How Did The Terps Defend Dual-Threat QBs in 2013?


Nov 30, 2013; Atlanta, GA, USA; Georgia Tech Yellow Jackets quarterback Vad Lee (2) runs the ball in the first half against the Georgia Bulldogs at Bobby Dodd Stadium. Mandatory Credit: Daniel Shirey-USA TODAY Sports

With Maryland set to face former Georgia Tech quarterback Vad Lee on Saturday, it’s worth taking a trip down memory lane.

Just how did the Terps fare against dual-threat quarterbacks during the 2013 seasons?

Despite not facing Lee last season, Maryland has had plenty of practice with these elusive signal callers as they faced seven of them during the 2013 campaign. In those contests, the Terps only allowed 198 yards on 68 carries, which was only an average of 2.9 yards-per-carry. The top rusher was Syracuse quarterback Terrel Hunt, who gashed the Terps for 67 yards on only seven carries.

Here’s a breakdown of how each dual-threat quarterback fared against the Terps on the ground:

Taylor Heinicke (Old Dominion) – 14 carries for 51 yards (3.64 yards-per-carry)
Jameis Winston (Florida State) – 7 carries for 24 yards (3.43 yards-per-carry)
David Watford (Virginia) – 7 carries for 34 yards (4.86 yards-per-carry)
Tahj Boyd (Clemson) – 13 carries for 24 yards and a touchdown (1.85 yards-per-carry)
Terrel Hunt (Syracuse) – 7 carries for 67 yards (9.57 yards-per-carry)
Logan Thomas (Virginia Tech) – 13 carries for -17 yards (-1.31 yards-per-carry)
Rakeem Cato (Marshall) – 7 carries for 15 yards (2.14 yards-per-carry)

Obviously, a great deal of these quarterbacks also have a tremendous arm, so they aren’t afraid to chuck the ball downfield. However, it does show that the Terps were able to make them think twice about tucking it down and running.

Much of Maryland’s successful containment is due to a very strong front seven that is able to dominate the line of scrimmage. The Terps have speed off the edge in Andre Monroe, Keith Bowers, and Quinton Jefferson and a pure run stuffer in nose tackle Darius Kilgo. Kilgo is likely going to hear his name called in the 2015 NFL Draft if he has a strong season.

Defensive philosophy is very key for a team like Maryland. They’re obviously not known as a team with a strong defensive identity, but this is a unit that continues to improve year to year.

Defensive coordinator Brian Stewart is not afraid to dial up blitz packages, and get after running quarterbacks. That is mainly because Maryland’s defensive ends and linebackers possess the speed to get to them in the backfield and keep up with them when they break original containment.

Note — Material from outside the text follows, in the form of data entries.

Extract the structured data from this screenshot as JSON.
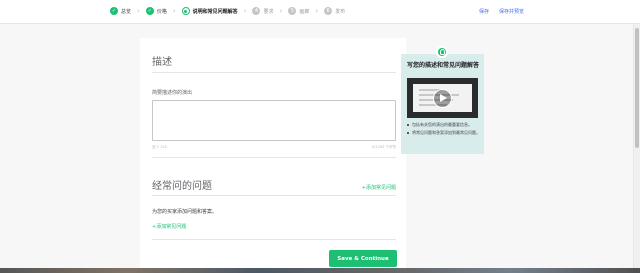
{
  "steps": [
    {
      "label": "总览",
      "status": "done",
      "mark": "✓"
    },
    {
      "label": "价格",
      "status": "done",
      "mark": "✓"
    },
    {
      "label": "说明和常见问题解答",
      "status": "current",
      "mark": ""
    },
    {
      "label": "要求",
      "status": "todo",
      "mark": "4"
    },
    {
      "label": "画廊",
      "status": "todo",
      "mark": "5"
    },
    {
      "label": "发布",
      "status": "todo",
      "mark": "6"
    }
  ],
  "nav": {
    "save_label": "保存",
    "preview_label": "保存并预览"
  },
  "description": {
    "title": "描述",
    "field_label": "简要描述你的演出",
    "textarea_value": "",
    "hint_left": "至少 120",
    "hint_right": "0/1200 个字符"
  },
  "faq": {
    "title": "经常问的问题",
    "add_link": "+添加常见问题",
    "description": "为您的买家添加问题和答案。",
    "add_sub_link": "+添加常见问题"
  },
  "tip": {
    "title": "写您的描述和常见问题解答",
    "bullets": [
      "包括有关您的演出的最重要信息。",
      "将常见问题和答案添加到最常见问题。"
    ]
  },
  "footer": {
    "save_continue": "Save & Continue"
  },
  "colors": {
    "accent": "#1dbf73",
    "link": "#446ee7",
    "tip_bg": "#d9ecec"
  },
  "icons": {
    "done": "check-icon",
    "bulb": "lightbulb-icon",
    "play": "play-icon"
  }
}
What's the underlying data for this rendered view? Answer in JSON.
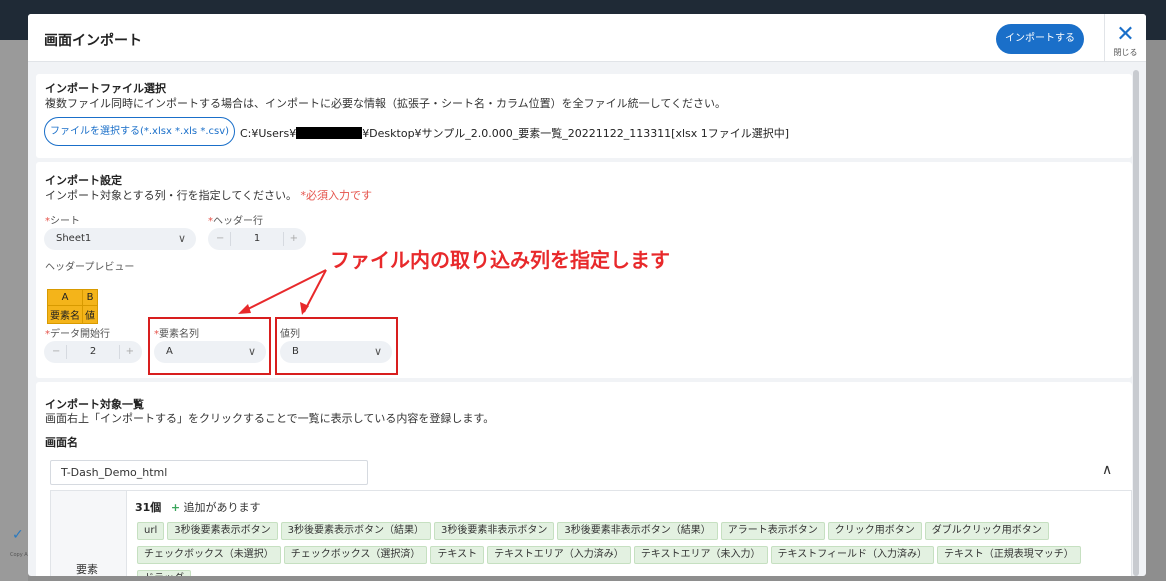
{
  "background": {
    "copyright_text": "Copy\nAll R"
  },
  "modal": {
    "title": "画面インポート",
    "import_button": "インポートする",
    "close_label": "閉じる",
    "close_icon": "✕"
  },
  "file_section": {
    "title": "インポートファイル選択",
    "description": "複数ファイル同時にインポートする場合は、インポートに必要な情報（拡張子・シート名・カラム位置）を全ファイル統一してください。",
    "select_button": "ファイルを選択する(*.xlsx *.xls *.csv)",
    "path_prefix": "C:¥Users¥",
    "path_suffix": "¥Desktop¥サンプル_2.0.000_要素一覧_20221122_113311[xlsx 1ファイル選択中]"
  },
  "settings": {
    "title": "インポート設定",
    "description": "インポート対象とする列・行を指定してください。",
    "required_note": "*必須入力です",
    "required_mark": "*",
    "sheet_label": "シート",
    "sheet_value": "Sheet1",
    "header_row_label": "ヘッダー行",
    "header_row_value": "1",
    "header_preview_label": "ヘッダープレビュー",
    "preview_columns": [
      "A",
      "B"
    ],
    "preview_headers": [
      "要素名",
      "値"
    ],
    "data_start_label": "データ開始行",
    "data_start_value": "2",
    "element_name_col_label": "要素名列",
    "element_name_col_value": "A",
    "value_col_label": "値列",
    "value_col_value": "B",
    "stepper_minus": "−",
    "stepper_plus": "+"
  },
  "annotation": {
    "callout": "ファイル内の取り込み列を指定します",
    "box_color": "#d81e1e"
  },
  "targets": {
    "title": "インポート対象一覧",
    "description": "画面右上「インポートする」をクリックすることで一覧に表示している内容を登録します。",
    "screen_name_label": "画面名",
    "screen_name_value": "T-Dash_Demo_html",
    "elements_label": "要素",
    "count": "31個",
    "added_text": "追加があります",
    "added_icon": "+",
    "tags_row1": [
      "url",
      "3秒後要素表示ボタン",
      "3秒後要素表示ボタン（結果）",
      "3秒後要素非表示ボタン",
      "3秒後要素非表示ボタン（結果）",
      "アラート表示ボタン",
      "クリック用ボタン",
      "ダブルクリック用ボタン"
    ],
    "tags_row2": [
      "チェックボックス（未選択）",
      "チェックボックス（選択済）",
      "テキスト",
      "テキストエリア（入力済み）",
      "テキストエリア（未入力）",
      "テキストフィールド（入力済み）",
      "テキスト（正規表現マッチ）",
      "ドラッグ"
    ]
  },
  "colors": {
    "accent": "#1a6fc9",
    "preview_bg": "#f4b41a",
    "tag_bg": "#e3f1e1",
    "callout": "#e8292b"
  }
}
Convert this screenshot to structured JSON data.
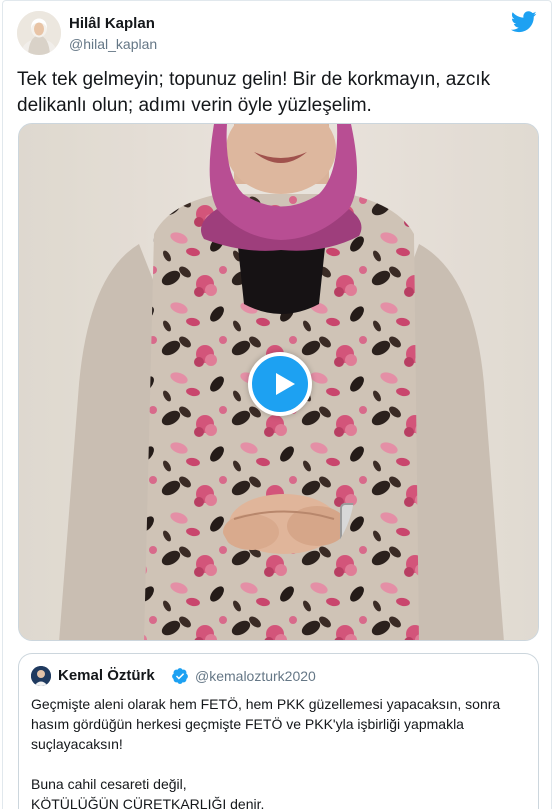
{
  "tweet": {
    "author_name": "Hilâl Kaplan",
    "author_handle": "@hilal_kaplan",
    "text": "Tek tek gelmeyin; topunuz gelin! Bir de korkmayın, azcık delikanlı olun; adımı verin öyle yüzleşelim."
  },
  "icons": {
    "brand": "twitter-bird-icon",
    "play": "play-icon",
    "verified": "verified-badge-icon"
  },
  "colors": {
    "brand_blue": "#1da1f2",
    "text_primary": "#14171a",
    "text_secondary": "#657786",
    "border": "#ccd6dd"
  },
  "quoted_tweet": {
    "author_name": "Kemal Öztürk",
    "author_handle": "@kemalozturk2020",
    "line1": "Geçmişte aleni olarak hem FETÖ, hem PKK güzellemesi yapacaksın, sonra hasım gördüğün herkesi  geçmişte FETÖ ve PKK'yla işbirliği yapmakla suçlayacaksın!",
    "line2": "Buna cahil cesareti değil,",
    "line3": "KÖTÜLÜĞÜN CÜRETKARLIĞI denir."
  }
}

This was especially evident in the Military Bowl, where Marshall quarterback Rakeem Cato was only able to gain 15 yards on the ground. The Terps forced Cato to rely on his arm to beat them, and clearly it worked out for the Thundering Herd. However, it had Maryland in a defensive rhythm, and they weren’t playing the guessing game of whether Marshall would have Cato keep the ball himself.

Maryland’s defensive prowess kept them in several games last year, and held signal callers like Jameis Winston, Tahj Boyd, and Cato under 30 yards on the ground on more than their fair share of rushing attempts. In the Clemson game, the Terps were expected to get blown out without several of their offensive weapons in the lineup, but they had a chance to take control against the Tigers in the second half.

These types of defensive performances lead up to Saturday’s matchup with Lee. His arm is less than stellar, so Maryland will once again have a strong indication of what the opposing quarterback could do. Lee is likely going to rely on his legs quite a bit in order to keep the game competitive.

Lee completed just 45.6 percent of his passes, throwing for 1,561 yards to go along with only 11 touchdown passes and 10 interceptions. He also rushed for 518 yards and eight touchdowns.

Ironically in Lee’s two seasons at Georgia Tech, the Terrapins only faced the Yellow Jackets once. However, the Terps defense will get their another crack at the dual-threat signal caller in Saturday’s season opener at Byrd Stadium.

In that one contest, Lee only threw two passes (completing one) for 26 yards, while amassing 60 yards on 12 carries on the ground. He also found the end zone on two occasions.

Lee is one of the few chances for the Dukes to give the Terps problems, and hang around. Judging on how effective Maryland was in defending dual-threat quarterbacks, they should have a strong outing against Lee. He is a guy that runs a large majority of the time. Judging by the numbers, his arm is clearly suspect.

History is definitely on Maryland’s side as of late, and it could equal a winning effort on Saturday afternoon.